** Opening TASK INPUT block **
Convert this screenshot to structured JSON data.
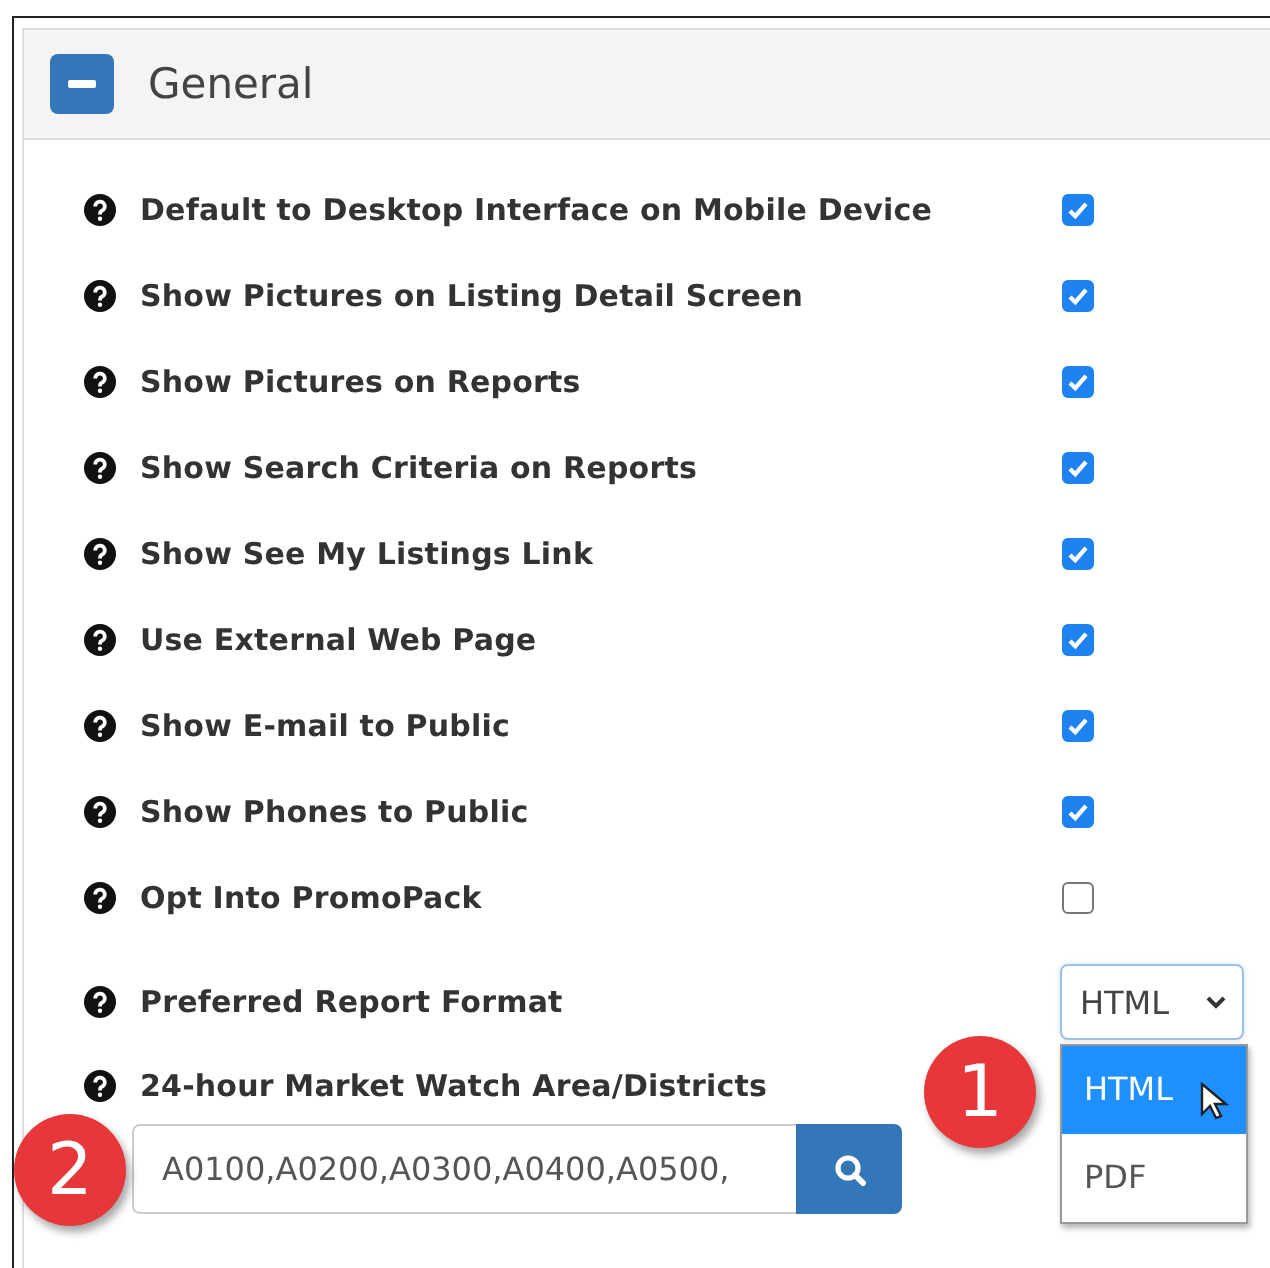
{
  "panel": {
    "title": "General",
    "expanded": true
  },
  "settings": [
    {
      "kind": "checkbox",
      "label": "Default to Desktop Interface on Mobile Device",
      "checked": true
    },
    {
      "kind": "checkbox",
      "label": "Show Pictures on Listing Detail Screen",
      "checked": true
    },
    {
      "kind": "checkbox",
      "label": "Show Pictures on Reports",
      "checked": true
    },
    {
      "kind": "checkbox",
      "label": "Show Search Criteria on Reports",
      "checked": true
    },
    {
      "kind": "checkbox",
      "label": "Show See My Listings Link",
      "checked": true
    },
    {
      "kind": "checkbox",
      "label": "Use External Web Page",
      "checked": true
    },
    {
      "kind": "checkbox",
      "label": "Show E-mail to Public",
      "checked": true
    },
    {
      "kind": "checkbox",
      "label": "Show Phones to Public",
      "checked": true
    },
    {
      "kind": "checkbox",
      "label": "Opt Into PromoPack",
      "checked": false
    },
    {
      "kind": "select",
      "label": "Preferred Report Format",
      "value": "HTML",
      "expanded": true,
      "callout": "1",
      "options": [
        {
          "label": "HTML",
          "selected": true
        },
        {
          "label": "PDF",
          "selected": false
        }
      ]
    },
    {
      "kind": "lookup",
      "label": "24-hour Market Watch Area/Districts",
      "value": "A0100,A0200,A0300,A0400,A0500,",
      "callout": "2"
    }
  ]
}
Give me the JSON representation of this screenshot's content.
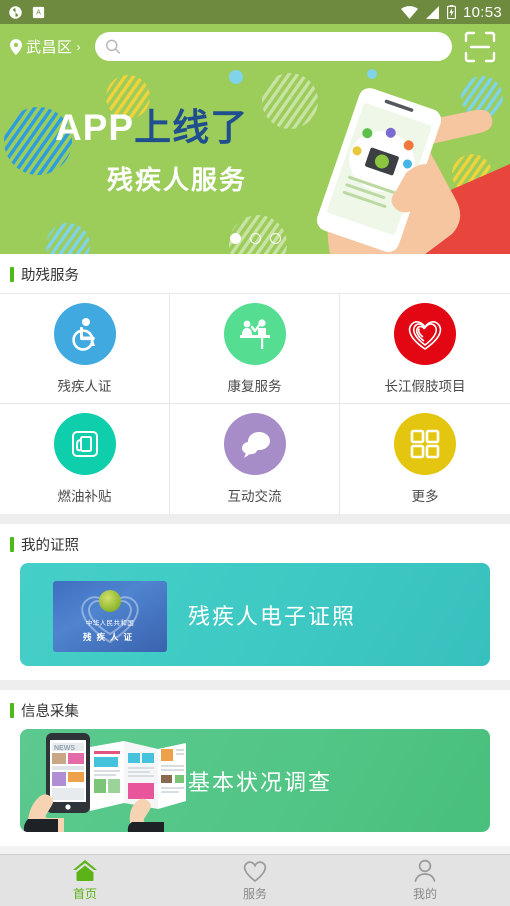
{
  "status_bar": {
    "time": "10:53",
    "icons": [
      "app-icon-sync",
      "app-icon-a",
      "wifi-icon",
      "signal-icon",
      "battery-charging-icon"
    ]
  },
  "header": {
    "location": "武昌区",
    "location_chevron": "›",
    "search_placeholder": "",
    "search_value": "",
    "search_icon": "search-icon",
    "scan_icon": "scan-code-icon"
  },
  "banner": {
    "title_en": "APP",
    "title_cn": "上线了",
    "subtitle": "残疾人服务",
    "dots": 3,
    "active_dot": 0,
    "bg_color": "#9ccc5a",
    "cn_color": "#1f4f8f"
  },
  "sections": [
    {
      "title": "助残服务"
    },
    {
      "title": "我的证照"
    },
    {
      "title": "信息采集"
    }
  ],
  "services": [
    {
      "label": "残疾人证",
      "icon": "wheelchair-icon",
      "color": "#3fa9e0"
    },
    {
      "label": "康复服务",
      "icon": "rehab-desk-icon",
      "color": "#55dd92"
    },
    {
      "label": "长江假肢项目",
      "icon": "heart-icon",
      "color": "#e30613"
    },
    {
      "label": "燃油补贴",
      "icon": "fuel-pump-icon",
      "color": "#0fceab"
    },
    {
      "label": "互动交流",
      "icon": "chat-bubbles-icon",
      "color": "#a68dc8"
    },
    {
      "label": "更多",
      "icon": "grid-squares-icon",
      "color": "#e4c610"
    }
  ],
  "certificate_card": {
    "text": "残疾人电子证照",
    "bg_color": "#3fc9c4",
    "thumb": {
      "country": "中华人民共和国",
      "name": "残疾人证"
    }
  },
  "survey_card": {
    "text": "基本状况调查",
    "bg_color": "#52c686",
    "art": "hand-holding-phone-brochure-illustration"
  },
  "tabbar": {
    "items": [
      {
        "label": "首页",
        "icon": "home-icon",
        "active": true
      },
      {
        "label": "服务",
        "icon": "heart-outline-icon",
        "active": false
      },
      {
        "label": "我的",
        "icon": "person-icon",
        "active": false
      }
    ],
    "active_color": "#5cb317"
  }
}
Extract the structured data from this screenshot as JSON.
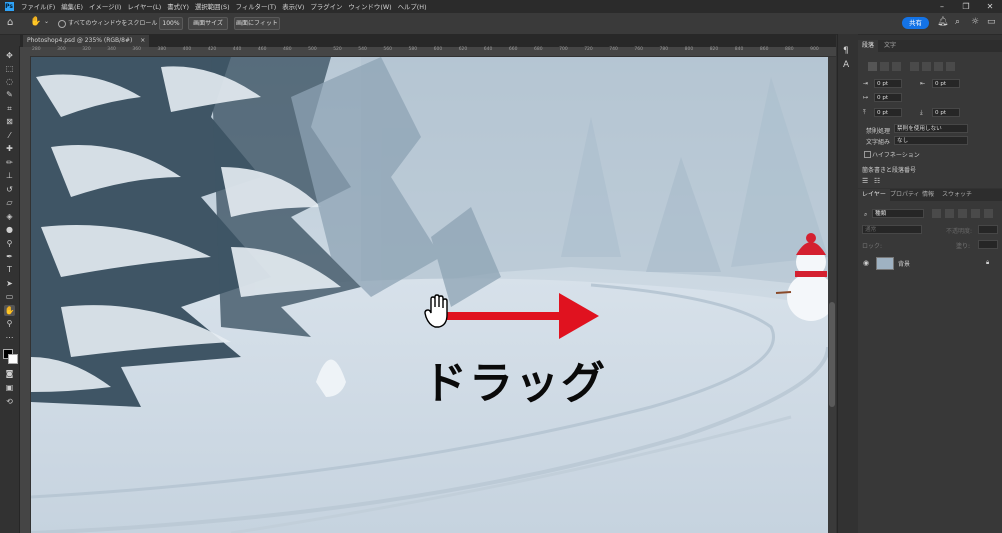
{
  "menu": [
    "ファイル(F)",
    "編集(E)",
    "イメージ(I)",
    "レイヤー(L)",
    "書式(Y)",
    "選択範囲(S)",
    "フィルター(T)",
    "表示(V)",
    "プラグイン",
    "ウィンドウ(W)",
    "ヘルプ(H)"
  ],
  "options": {
    "scroll_all_windows": "すべてのウィンドウをスクロール",
    "zoom_100": "100%",
    "fit_screen_size": "画面サイズ",
    "fit_to_screen": "画面にフィット",
    "share": "共有"
  },
  "document": {
    "tab_title": "Photoshop4.psd @ 235% (RGB/8#)",
    "close": "×"
  },
  "ruler_ticks": [
    "280",
    "300",
    "320",
    "340",
    "360",
    "380",
    "400",
    "420",
    "440",
    "460",
    "480",
    "500",
    "520",
    "540",
    "560",
    "580",
    "600",
    "620",
    "640",
    "660",
    "680",
    "700",
    "720",
    "740",
    "760",
    "780",
    "800",
    "820",
    "840",
    "860",
    "880",
    "900"
  ],
  "overlay": {
    "drag_label": "ドラッグ"
  },
  "paragraph_panel": {
    "tabs": [
      "段落",
      "文字"
    ],
    "indent_left": "0 pt",
    "indent_right": "0 pt",
    "indent_first": "0 pt",
    "space_before": "0 pt",
    "space_after": "0 pt",
    "kinsoku_label": "禁則処理",
    "kinsoku_value": "禁則を使用しない",
    "mojikumi_label": "文字組み",
    "mojikumi_value": "なし",
    "hyphenation": "ハイフネーション",
    "bullets_label": "箇条書きと段落番号"
  },
  "layers_panel": {
    "tabs": [
      "レイヤー",
      "プロパティ",
      "情報",
      "スウォッチ"
    ],
    "kind_filter": "種類",
    "blend_mode": "通常",
    "opacity_label": "不透明度:",
    "lock_label": "ロック:",
    "fill_label": "塗り:",
    "layer_name": "背景"
  },
  "colors": {
    "accent": "#1473e6",
    "arrow": "#e0121f"
  }
}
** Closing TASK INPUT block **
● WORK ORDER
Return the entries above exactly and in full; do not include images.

● SOLUTION FOR THIS EXERCISE
Convert this screenshot to structured JSON data.
{
  "panel": {
    "title": "General",
    "expanded": true
  },
  "settings": [
    {
      "kind": "checkbox",
      "label": "Default to Desktop Interface on Mobile Device",
      "checked": true
    },
    {
      "kind": "checkbox",
      "label": "Show Pictures on Listing Detail Screen",
      "checked": true
    },
    {
      "kind": "checkbox",
      "label": "Show Pictures on Reports",
      "checked": true
    },
    {
      "kind": "checkbox",
      "label": "Show Search Criteria on Reports",
      "checked": true
    },
    {
      "kind": "checkbox",
      "label": "Show See My Listings Link",
      "checked": true
    },
    {
      "kind": "checkbox",
      "label": "Use External Web Page",
      "checked": true
    },
    {
      "kind": "checkbox",
      "label": "Show E-mail to Public",
      "checked": true
    },
    {
      "kind": "checkbox",
      "label": "Show Phones to Public",
      "checked": true
    },
    {
      "kind": "checkbox",
      "label": "Opt Into PromoPack",
      "checked": false
    },
    {
      "kind": "select",
      "label": "Preferred Report Format",
      "value": "HTML",
      "expanded": true,
      "callout": "1",
      "options": [
        {
          "label": "HTML",
          "selected": true
        },
        {
          "label": "PDF",
          "selected": false
        }
      ]
    },
    {
      "kind": "lookup",
      "label": "24-hour Market Watch Area/Districts",
      "value": "A0100,A0200,A0300,A0400,A0500,",
      "callout": "2"
    }
  ]
}
Give me the JSON representation of this screenshot's content.
{
  "status_bar": {
    "time": "10:53",
    "icons": [
      "app-icon-sync",
      "app-icon-a",
      "wifi-icon",
      "signal-icon",
      "battery-charging-icon"
    ]
  },
  "header": {
    "location": "武昌区",
    "location_chevron": "›",
    "search_placeholder": "",
    "search_value": "",
    "search_icon": "search-icon",
    "scan_icon": "scan-code-icon"
  },
  "banner": {
    "title_en": "APP",
    "title_cn": "上线了",
    "subtitle": "残疾人服务",
    "dots": 3,
    "active_dot": 0,
    "bg_color": "#9ccc5a",
    "cn_color": "#1f4f8f"
  },
  "sections": [
    {
      "title": "助残服务"
    },
    {
      "title": "我的证照"
    },
    {
      "title": "信息采集"
    }
  ],
  "services": [
    {
      "label": "残疾人证",
      "icon": "wheelchair-icon",
      "color": "#3fa9e0"
    },
    {
      "label": "康复服务",
      "icon": "rehab-desk-icon",
      "color": "#55dd92"
    },
    {
      "label": "长江假肢项目",
      "icon": "heart-icon",
      "color": "#e30613"
    },
    {
      "label": "燃油补贴",
      "icon": "fuel-pump-icon",
      "color": "#0fceab"
    },
    {
      "label": "互动交流",
      "icon": "chat-bubbles-icon",
      "color": "#a68dc8"
    },
    {
      "label": "更多",
      "icon": "grid-squares-icon",
      "color": "#e4c610"
    }
  ],
  "certificate_card": {
    "text": "残疾人电子证照",
    "bg_color": "#3fc9c4",
    "thumb": {
      "country": "中华人民共和国",
      "name": "残疾人证"
    }
  },
  "survey_card": {
    "text": "基本状况调查",
    "bg_color": "#52c686",
    "art": "hand-holding-phone-brochure-illustration"
  },
  "tabbar": {
    "items": [
      {
        "label": "首页",
        "icon": "home-icon",
        "active": true
      },
      {
        "label": "服务",
        "icon": "heart-outline-icon",
        "active": false
      },
      {
        "label": "我的",
        "icon": "person-icon",
        "active": false
      }
    ],
    "active_color": "#5cb317"
  }
}
Extract the structured data from this screenshot as JSON.
{
  "menu": [
    "ファイル(F)",
    "編集(E)",
    "イメージ(I)",
    "レイヤー(L)",
    "書式(Y)",
    "選択範囲(S)",
    "フィルター(T)",
    "表示(V)",
    "プラグイン",
    "ウィンドウ(W)",
    "ヘルプ(H)"
  ],
  "options": {
    "scroll_all_windows": "すべてのウィンドウをスクロール",
    "zoom_100": "100%",
    "fit_screen_size": "画面サイズ",
    "fit_to_screen": "画面にフィット",
    "share": "共有"
  },
  "document": {
    "tab_title": "Photoshop4.psd @ 235% (RGB/8#)",
    "close": "×"
  },
  "ruler_ticks": [
    "280",
    "300",
    "320",
    "340",
    "360",
    "380",
    "400",
    "420",
    "440",
    "460",
    "480",
    "500",
    "520",
    "540",
    "560",
    "580",
    "600",
    "620",
    "640",
    "660",
    "680",
    "700",
    "720",
    "740",
    "760",
    "780",
    "800",
    "820",
    "840",
    "860",
    "880",
    "900"
  ],
  "overlay": {
    "drag_label": "ドラッグ"
  },
  "paragraph_panel": {
    "tabs": [
      "段落",
      "文字"
    ],
    "indent_left": "0 pt",
    "indent_right": "0 pt",
    "indent_first": "0 pt",
    "space_before": "0 pt",
    "space_after": "0 pt",
    "kinsoku_label": "禁則処理",
    "kinsoku_value": "禁則を使用しない",
    "mojikumi_label": "文字組み",
    "mojikumi_value": "なし",
    "hyphenation": "ハイフネーション",
    "bullets_label": "箇条書きと段落番号"
  },
  "layers_panel": {
    "tabs": [
      "レイヤー",
      "プロパティ",
      "情報",
      "スウォッチ"
    ],
    "kind_filter": "種類",
    "blend_mode": "通常",
    "opacity_label": "不透明度:",
    "lock_label": "ロック:",
    "fill_label": "塗り:",
    "layer_name": "背景"
  },
  "colors": {
    "accent": "#1473e6",
    "arrow": "#e0121f"
  }
}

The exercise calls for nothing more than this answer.